So one thing this story (which also relies on Firtash lawyer Lanny Davis as a source) does is compare notes between suspects about the scope of SDNY’s interest in Rudy’s contact with Firtash. As NYT notes, it actually reveals that the investigation into Rudy was broader than previously known, and broader than the scope of the known warrants as described by Parnas.
In any case, what Costello told Reuters and presumably told NYT is that 1) he recently got these phones (content from which likely contributed to this story) back and 2) SDNY has not told him that Rudy is no longer a subject.
Generally, if DOJ seizes items as part of a grand jury investigation, they can keep them:
- So long as the grand jury investigation in which the property was seized is ongoing
- Until such time as FBI fully exploits the devices (that is, until they crack passwords and identify deleted content)
- During the pendency of a Special Master review
- For use in a charged prosecution if the validity of an extraction might otherwise be challenged
This response to Project Veritas’ efforts to get their phones back in a different SDNY investigation lays out the precedents in the District. If the grand jury investigation is closed, the subject of the investigation gets their property back, and Rudy has gotten his property back. So Costello fairly concludes that the known grand jury investigation into Rudy has been closed.

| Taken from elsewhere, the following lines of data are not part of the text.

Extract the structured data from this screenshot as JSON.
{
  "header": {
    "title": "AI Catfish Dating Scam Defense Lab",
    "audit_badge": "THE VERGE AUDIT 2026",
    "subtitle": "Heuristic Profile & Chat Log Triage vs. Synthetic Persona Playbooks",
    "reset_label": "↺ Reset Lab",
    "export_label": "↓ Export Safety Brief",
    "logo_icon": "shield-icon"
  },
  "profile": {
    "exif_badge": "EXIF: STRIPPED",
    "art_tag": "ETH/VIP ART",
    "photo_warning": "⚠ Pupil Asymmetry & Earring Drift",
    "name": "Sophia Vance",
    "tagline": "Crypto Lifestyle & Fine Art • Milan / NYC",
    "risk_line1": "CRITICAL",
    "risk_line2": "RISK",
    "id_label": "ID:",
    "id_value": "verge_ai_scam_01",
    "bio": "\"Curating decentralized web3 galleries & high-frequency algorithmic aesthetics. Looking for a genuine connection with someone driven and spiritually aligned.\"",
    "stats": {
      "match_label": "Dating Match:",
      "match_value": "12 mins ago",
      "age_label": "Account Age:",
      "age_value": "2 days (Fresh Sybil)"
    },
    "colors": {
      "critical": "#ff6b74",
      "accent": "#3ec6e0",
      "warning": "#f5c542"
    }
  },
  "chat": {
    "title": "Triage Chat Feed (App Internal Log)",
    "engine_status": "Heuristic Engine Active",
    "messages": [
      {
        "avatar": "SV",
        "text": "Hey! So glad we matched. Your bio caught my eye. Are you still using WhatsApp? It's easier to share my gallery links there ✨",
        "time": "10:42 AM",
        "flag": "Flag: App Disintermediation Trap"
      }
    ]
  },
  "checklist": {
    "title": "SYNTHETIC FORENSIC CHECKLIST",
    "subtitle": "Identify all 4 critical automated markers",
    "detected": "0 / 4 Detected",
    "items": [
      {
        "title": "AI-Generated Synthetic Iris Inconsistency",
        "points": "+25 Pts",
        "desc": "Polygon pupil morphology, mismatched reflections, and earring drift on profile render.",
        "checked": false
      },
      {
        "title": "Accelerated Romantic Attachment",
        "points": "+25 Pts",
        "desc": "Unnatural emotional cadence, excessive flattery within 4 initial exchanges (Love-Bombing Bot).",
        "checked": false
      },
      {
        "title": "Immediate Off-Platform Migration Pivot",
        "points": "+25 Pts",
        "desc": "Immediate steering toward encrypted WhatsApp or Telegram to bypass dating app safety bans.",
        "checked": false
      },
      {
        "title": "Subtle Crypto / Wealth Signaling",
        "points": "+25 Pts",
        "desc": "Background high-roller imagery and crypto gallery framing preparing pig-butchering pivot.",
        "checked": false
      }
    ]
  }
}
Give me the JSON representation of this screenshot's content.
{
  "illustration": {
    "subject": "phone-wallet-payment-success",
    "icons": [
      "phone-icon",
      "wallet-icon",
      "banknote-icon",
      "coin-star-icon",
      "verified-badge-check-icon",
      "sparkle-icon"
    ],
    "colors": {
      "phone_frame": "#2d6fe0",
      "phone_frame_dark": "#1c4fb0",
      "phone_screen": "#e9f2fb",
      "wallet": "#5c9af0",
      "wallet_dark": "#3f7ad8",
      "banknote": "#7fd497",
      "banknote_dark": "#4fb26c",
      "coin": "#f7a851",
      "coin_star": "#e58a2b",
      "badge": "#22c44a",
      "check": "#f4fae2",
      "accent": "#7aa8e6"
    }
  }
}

The thing is, if those materials are used for any other investigation — particularly now that they’ve been reviewed for privilege with kind of involvement from Costello that would amount to stipulation about the accuracy of the exploitation — would not be shared around DOJ as actual devices, some imaginary bag of Rudy Giuliani’s many phones passed from FBI agent to FBI agent. They’d be shared, via separate warrant from separate grand jury investigations, on hard drives of the post-privilege review content.
Costello can say with some confidence the grand jury investigation opened in 2019 won’t result in charges. But he doesn’t have a good explanation for why even SDNY has not told him Rudy is no longer a subject.
A more interesting part of the timing, to me, is that before Rudy got his devices back, a different part of DOJ obtained two rounds of subpoena returns from at least a dozen people asking (among other things) for all their post-October 1, 2020 communications to, from, or involving Rudy Giuliani or Victoria Toensing. Some of the people receiving those subpoenas would be hostile witnesses, themselves possible suspects of a crime. DOJ started, though, with people who had refused to take part of the fake elector scheme, who presumably could be expected to fully comply with the subpoena, including providing any Signal, WhatsApp, ProtonMail, or Telegram communications that might otherwise be unavailable.
The FBI likely has enough sets of subpoena returns including Rudy’s comms to know what content should be on his phones from when he was helping to plot a coup.
That’s the kind of thing FBI might have wanted to check before they released Rudy’s phones, to know how aggressively they had to look for potentially deleted content on the devices.